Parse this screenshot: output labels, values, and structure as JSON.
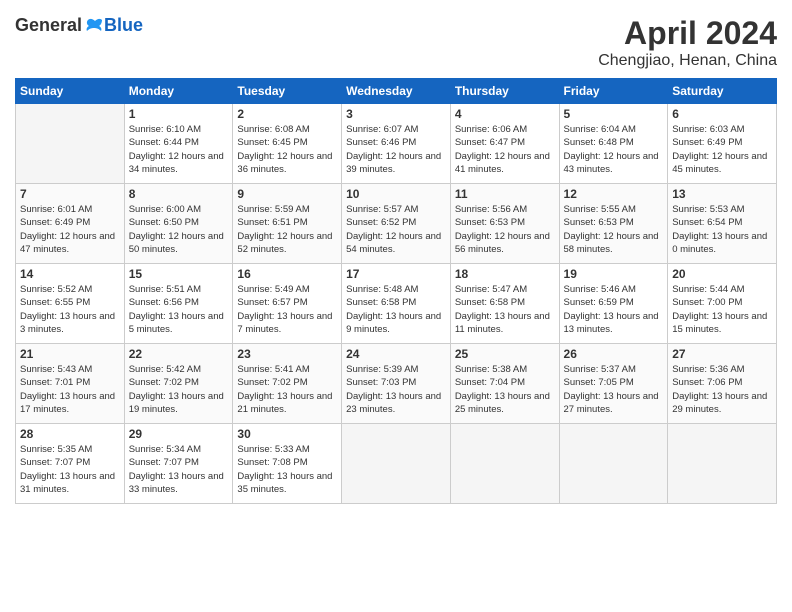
{
  "header": {
    "logo_general": "General",
    "logo_blue": "Blue",
    "title": "April 2024",
    "location": "Chengjiao, Henan, China"
  },
  "days_of_week": [
    "Sunday",
    "Monday",
    "Tuesday",
    "Wednesday",
    "Thursday",
    "Friday",
    "Saturday"
  ],
  "weeks": [
    [
      {
        "day": "",
        "empty": true
      },
      {
        "day": "1",
        "sunrise": "Sunrise: 6:10 AM",
        "sunset": "Sunset: 6:44 PM",
        "daylight": "Daylight: 12 hours and 34 minutes."
      },
      {
        "day": "2",
        "sunrise": "Sunrise: 6:08 AM",
        "sunset": "Sunset: 6:45 PM",
        "daylight": "Daylight: 12 hours and 36 minutes."
      },
      {
        "day": "3",
        "sunrise": "Sunrise: 6:07 AM",
        "sunset": "Sunset: 6:46 PM",
        "daylight": "Daylight: 12 hours and 39 minutes."
      },
      {
        "day": "4",
        "sunrise": "Sunrise: 6:06 AM",
        "sunset": "Sunset: 6:47 PM",
        "daylight": "Daylight: 12 hours and 41 minutes."
      },
      {
        "day": "5",
        "sunrise": "Sunrise: 6:04 AM",
        "sunset": "Sunset: 6:48 PM",
        "daylight": "Daylight: 12 hours and 43 minutes."
      },
      {
        "day": "6",
        "sunrise": "Sunrise: 6:03 AM",
        "sunset": "Sunset: 6:49 PM",
        "daylight": "Daylight: 12 hours and 45 minutes."
      }
    ],
    [
      {
        "day": "7",
        "sunrise": "Sunrise: 6:01 AM",
        "sunset": "Sunset: 6:49 PM",
        "daylight": "Daylight: 12 hours and 47 minutes."
      },
      {
        "day": "8",
        "sunrise": "Sunrise: 6:00 AM",
        "sunset": "Sunset: 6:50 PM",
        "daylight": "Daylight: 12 hours and 50 minutes."
      },
      {
        "day": "9",
        "sunrise": "Sunrise: 5:59 AM",
        "sunset": "Sunset: 6:51 PM",
        "daylight": "Daylight: 12 hours and 52 minutes."
      },
      {
        "day": "10",
        "sunrise": "Sunrise: 5:57 AM",
        "sunset": "Sunset: 6:52 PM",
        "daylight": "Daylight: 12 hours and 54 minutes."
      },
      {
        "day": "11",
        "sunrise": "Sunrise: 5:56 AM",
        "sunset": "Sunset: 6:53 PM",
        "daylight": "Daylight: 12 hours and 56 minutes."
      },
      {
        "day": "12",
        "sunrise": "Sunrise: 5:55 AM",
        "sunset": "Sunset: 6:53 PM",
        "daylight": "Daylight: 12 hours and 58 minutes."
      },
      {
        "day": "13",
        "sunrise": "Sunrise: 5:53 AM",
        "sunset": "Sunset: 6:54 PM",
        "daylight": "Daylight: 13 hours and 0 minutes."
      }
    ],
    [
      {
        "day": "14",
        "sunrise": "Sunrise: 5:52 AM",
        "sunset": "Sunset: 6:55 PM",
        "daylight": "Daylight: 13 hours and 3 minutes."
      },
      {
        "day": "15",
        "sunrise": "Sunrise: 5:51 AM",
        "sunset": "Sunset: 6:56 PM",
        "daylight": "Daylight: 13 hours and 5 minutes."
      },
      {
        "day": "16",
        "sunrise": "Sunrise: 5:49 AM",
        "sunset": "Sunset: 6:57 PM",
        "daylight": "Daylight: 13 hours and 7 minutes."
      },
      {
        "day": "17",
        "sunrise": "Sunrise: 5:48 AM",
        "sunset": "Sunset: 6:58 PM",
        "daylight": "Daylight: 13 hours and 9 minutes."
      },
      {
        "day": "18",
        "sunrise": "Sunrise: 5:47 AM",
        "sunset": "Sunset: 6:58 PM",
        "daylight": "Daylight: 13 hours and 11 minutes."
      },
      {
        "day": "19",
        "sunrise": "Sunrise: 5:46 AM",
        "sunset": "Sunset: 6:59 PM",
        "daylight": "Daylight: 13 hours and 13 minutes."
      },
      {
        "day": "20",
        "sunrise": "Sunrise: 5:44 AM",
        "sunset": "Sunset: 7:00 PM",
        "daylight": "Daylight: 13 hours and 15 minutes."
      }
    ],
    [
      {
        "day": "21",
        "sunrise": "Sunrise: 5:43 AM",
        "sunset": "Sunset: 7:01 PM",
        "daylight": "Daylight: 13 hours and 17 minutes."
      },
      {
        "day": "22",
        "sunrise": "Sunrise: 5:42 AM",
        "sunset": "Sunset: 7:02 PM",
        "daylight": "Daylight: 13 hours and 19 minutes."
      },
      {
        "day": "23",
        "sunrise": "Sunrise: 5:41 AM",
        "sunset": "Sunset: 7:02 PM",
        "daylight": "Daylight: 13 hours and 21 minutes."
      },
      {
        "day": "24",
        "sunrise": "Sunrise: 5:39 AM",
        "sunset": "Sunset: 7:03 PM",
        "daylight": "Daylight: 13 hours and 23 minutes."
      },
      {
        "day": "25",
        "sunrise": "Sunrise: 5:38 AM",
        "sunset": "Sunset: 7:04 PM",
        "daylight": "Daylight: 13 hours and 25 minutes."
      },
      {
        "day": "26",
        "sunrise": "Sunrise: 5:37 AM",
        "sunset": "Sunset: 7:05 PM",
        "daylight": "Daylight: 13 hours and 27 minutes."
      },
      {
        "day": "27",
        "sunrise": "Sunrise: 5:36 AM",
        "sunset": "Sunset: 7:06 PM",
        "daylight": "Daylight: 13 hours and 29 minutes."
      }
    ],
    [
      {
        "day": "28",
        "sunrise": "Sunrise: 5:35 AM",
        "sunset": "Sunset: 7:07 PM",
        "daylight": "Daylight: 13 hours and 31 minutes."
      },
      {
        "day": "29",
        "sunrise": "Sunrise: 5:34 AM",
        "sunset": "Sunset: 7:07 PM",
        "daylight": "Daylight: 13 hours and 33 minutes."
      },
      {
        "day": "30",
        "sunrise": "Sunrise: 5:33 AM",
        "sunset": "Sunset: 7:08 PM",
        "daylight": "Daylight: 13 hours and 35 minutes."
      },
      {
        "day": "",
        "empty": true
      },
      {
        "day": "",
        "empty": true
      },
      {
        "day": "",
        "empty": true
      },
      {
        "day": "",
        "empty": true
      }
    ]
  ]
}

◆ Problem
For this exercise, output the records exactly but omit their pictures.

◆ Worked solution
Parse this screenshot: output labels, values, and structure as JSON.
{
  "header": {
    "logo_general": "General",
    "logo_blue": "Blue",
    "title": "April 2024",
    "location": "Chengjiao, Henan, China"
  },
  "days_of_week": [
    "Sunday",
    "Monday",
    "Tuesday",
    "Wednesday",
    "Thursday",
    "Friday",
    "Saturday"
  ],
  "weeks": [
    [
      {
        "day": "",
        "empty": true
      },
      {
        "day": "1",
        "sunrise": "Sunrise: 6:10 AM",
        "sunset": "Sunset: 6:44 PM",
        "daylight": "Daylight: 12 hours and 34 minutes."
      },
      {
        "day": "2",
        "sunrise": "Sunrise: 6:08 AM",
        "sunset": "Sunset: 6:45 PM",
        "daylight": "Daylight: 12 hours and 36 minutes."
      },
      {
        "day": "3",
        "sunrise": "Sunrise: 6:07 AM",
        "sunset": "Sunset: 6:46 PM",
        "daylight": "Daylight: 12 hours and 39 minutes."
      },
      {
        "day": "4",
        "sunrise": "Sunrise: 6:06 AM",
        "sunset": "Sunset: 6:47 PM",
        "daylight": "Daylight: 12 hours and 41 minutes."
      },
      {
        "day": "5",
        "sunrise": "Sunrise: 6:04 AM",
        "sunset": "Sunset: 6:48 PM",
        "daylight": "Daylight: 12 hours and 43 minutes."
      },
      {
        "day": "6",
        "sunrise": "Sunrise: 6:03 AM",
        "sunset": "Sunset: 6:49 PM",
        "daylight": "Daylight: 12 hours and 45 minutes."
      }
    ],
    [
      {
        "day": "7",
        "sunrise": "Sunrise: 6:01 AM",
        "sunset": "Sunset: 6:49 PM",
        "daylight": "Daylight: 12 hours and 47 minutes."
      },
      {
        "day": "8",
        "sunrise": "Sunrise: 6:00 AM",
        "sunset": "Sunset: 6:50 PM",
        "daylight": "Daylight: 12 hours and 50 minutes."
      },
      {
        "day": "9",
        "sunrise": "Sunrise: 5:59 AM",
        "sunset": "Sunset: 6:51 PM",
        "daylight": "Daylight: 12 hours and 52 minutes."
      },
      {
        "day": "10",
        "sunrise": "Sunrise: 5:57 AM",
        "sunset": "Sunset: 6:52 PM",
        "daylight": "Daylight: 12 hours and 54 minutes."
      },
      {
        "day": "11",
        "sunrise": "Sunrise: 5:56 AM",
        "sunset": "Sunset: 6:53 PM",
        "daylight": "Daylight: 12 hours and 56 minutes."
      },
      {
        "day": "12",
        "sunrise": "Sunrise: 5:55 AM",
        "sunset": "Sunset: 6:53 PM",
        "daylight": "Daylight: 12 hours and 58 minutes."
      },
      {
        "day": "13",
        "sunrise": "Sunrise: 5:53 AM",
        "sunset": "Sunset: 6:54 PM",
        "daylight": "Daylight: 13 hours and 0 minutes."
      }
    ],
    [
      {
        "day": "14",
        "sunrise": "Sunrise: 5:52 AM",
        "sunset": "Sunset: 6:55 PM",
        "daylight": "Daylight: 13 hours and 3 minutes."
      },
      {
        "day": "15",
        "sunrise": "Sunrise: 5:51 AM",
        "sunset": "Sunset: 6:56 PM",
        "daylight": "Daylight: 13 hours and 5 minutes."
      },
      {
        "day": "16",
        "sunrise": "Sunrise: 5:49 AM",
        "sunset": "Sunset: 6:57 PM",
        "daylight": "Daylight: 13 hours and 7 minutes."
      },
      {
        "day": "17",
        "sunrise": "Sunrise: 5:48 AM",
        "sunset": "Sunset: 6:58 PM",
        "daylight": "Daylight: 13 hours and 9 minutes."
      },
      {
        "day": "18",
        "sunrise": "Sunrise: 5:47 AM",
        "sunset": "Sunset: 6:58 PM",
        "daylight": "Daylight: 13 hours and 11 minutes."
      },
      {
        "day": "19",
        "sunrise": "Sunrise: 5:46 AM",
        "sunset": "Sunset: 6:59 PM",
        "daylight": "Daylight: 13 hours and 13 minutes."
      },
      {
        "day": "20",
        "sunrise": "Sunrise: 5:44 AM",
        "sunset": "Sunset: 7:00 PM",
        "daylight": "Daylight: 13 hours and 15 minutes."
      }
    ],
    [
      {
        "day": "21",
        "sunrise": "Sunrise: 5:43 AM",
        "sunset": "Sunset: 7:01 PM",
        "daylight": "Daylight: 13 hours and 17 minutes."
      },
      {
        "day": "22",
        "sunrise": "Sunrise: 5:42 AM",
        "sunset": "Sunset: 7:02 PM",
        "daylight": "Daylight: 13 hours and 19 minutes."
      },
      {
        "day": "23",
        "sunrise": "Sunrise: 5:41 AM",
        "sunset": "Sunset: 7:02 PM",
        "daylight": "Daylight: 13 hours and 21 minutes."
      },
      {
        "day": "24",
        "sunrise": "Sunrise: 5:39 AM",
        "sunset": "Sunset: 7:03 PM",
        "daylight": "Daylight: 13 hours and 23 minutes."
      },
      {
        "day": "25",
        "sunrise": "Sunrise: 5:38 AM",
        "sunset": "Sunset: 7:04 PM",
        "daylight": "Daylight: 13 hours and 25 minutes."
      },
      {
        "day": "26",
        "sunrise": "Sunrise: 5:37 AM",
        "sunset": "Sunset: 7:05 PM",
        "daylight": "Daylight: 13 hours and 27 minutes."
      },
      {
        "day": "27",
        "sunrise": "Sunrise: 5:36 AM",
        "sunset": "Sunset: 7:06 PM",
        "daylight": "Daylight: 13 hours and 29 minutes."
      }
    ],
    [
      {
        "day": "28",
        "sunrise": "Sunrise: 5:35 AM",
        "sunset": "Sunset: 7:07 PM",
        "daylight": "Daylight: 13 hours and 31 minutes."
      },
      {
        "day": "29",
        "sunrise": "Sunrise: 5:34 AM",
        "sunset": "Sunset: 7:07 PM",
        "daylight": "Daylight: 13 hours and 33 minutes."
      },
      {
        "day": "30",
        "sunrise": "Sunrise: 5:33 AM",
        "sunset": "Sunset: 7:08 PM",
        "daylight": "Daylight: 13 hours and 35 minutes."
      },
      {
        "day": "",
        "empty": true
      },
      {
        "day": "",
        "empty": true
      },
      {
        "day": "",
        "empty": true
      },
      {
        "day": "",
        "empty": true
      }
    ]
  ]
}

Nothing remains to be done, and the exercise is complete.